As a security consultant, I'd have to disagree. MS's code is significantly less secure than its competitors.
MS's development strategy is always to "let the computer do the work". In other words, they consistently move in a direction in which code gets bloated etc, but features can be added easily. This is a much different approach than the traditional UNIX squeeze-it-to-the-last-bit mentality. MS's approach is not inherently bad: they have produced, in many areas, but especially the most external ones (UI for instance) very rich features. It's just their focus is on the externals, not the internals.
What's more, they are very focused on integrating the Internet with the Windows desktop. Thus, IE and Outlook are very integrated with each other and with the Windows system, much more than let's say Opera and Eudora. So there is a lot of interaction between these components, and thus greater potential for vulnerability. IE is designed to easily run mobile code on the system through a variety of ways (like ActiveX) - it's hard to get Opera to do the same.
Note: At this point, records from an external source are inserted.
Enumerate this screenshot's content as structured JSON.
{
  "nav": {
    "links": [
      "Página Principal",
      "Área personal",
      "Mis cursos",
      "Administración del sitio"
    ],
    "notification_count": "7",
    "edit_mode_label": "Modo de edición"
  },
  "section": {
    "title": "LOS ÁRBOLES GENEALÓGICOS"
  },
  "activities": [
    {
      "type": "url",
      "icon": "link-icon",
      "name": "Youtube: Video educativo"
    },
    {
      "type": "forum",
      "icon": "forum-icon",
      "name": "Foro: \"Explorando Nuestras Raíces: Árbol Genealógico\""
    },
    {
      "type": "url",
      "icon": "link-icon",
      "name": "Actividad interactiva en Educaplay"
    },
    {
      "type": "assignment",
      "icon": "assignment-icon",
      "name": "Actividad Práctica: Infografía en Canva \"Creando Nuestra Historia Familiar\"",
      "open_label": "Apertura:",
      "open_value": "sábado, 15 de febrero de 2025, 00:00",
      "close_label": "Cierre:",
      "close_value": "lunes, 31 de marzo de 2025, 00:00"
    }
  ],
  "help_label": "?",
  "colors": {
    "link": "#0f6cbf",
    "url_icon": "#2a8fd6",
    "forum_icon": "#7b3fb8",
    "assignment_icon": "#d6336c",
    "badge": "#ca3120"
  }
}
I don't directly fault MS on these decisions. It's a question of which is more valuable to the user (consumer): rich featureset and UI, or internal robustness. Integration or privillege separation. People vote with their pocket books, and so far, people have voted for MS (although that is beginnng to change...).
What I must blame MS for, and quite admantantly at that, is their arrogant, and even down right deceptive, attitude towards security. Whereas most other companies attempt to publicize security issues (Netscape, for instance, will give you a reward if you find a bug), MS does everything it can to downplay them. Every advisory they release has a big section called "Mitigating Factors", where MS tries to convice you not to be scared. Some of the "factors" are outright ridicuolous if you read them! Why do they do this? Shouldn't they be trying to convince people of the need to patch, not the other way arround!
They also refuse to give credit to the discoverer if they don't like them. I know of no other company that does this! The recent critical update to all Windows (discussed on WebmasterWorld), for instance, was discovered independently and released via iDEFENSE (an security company, not related to my company [qDefense]), and reported to MS, yet MS refused to credit them.
And, with MS being by far the least secure platform, they have the audacity to advertise the security of windows as a feature over other platforms. It's the ol' if-you-lie-enough-they'll-believe-it plan. (But at least here, it doesn't seem to be working - Windows is getting a well discovered reputation for lacking security)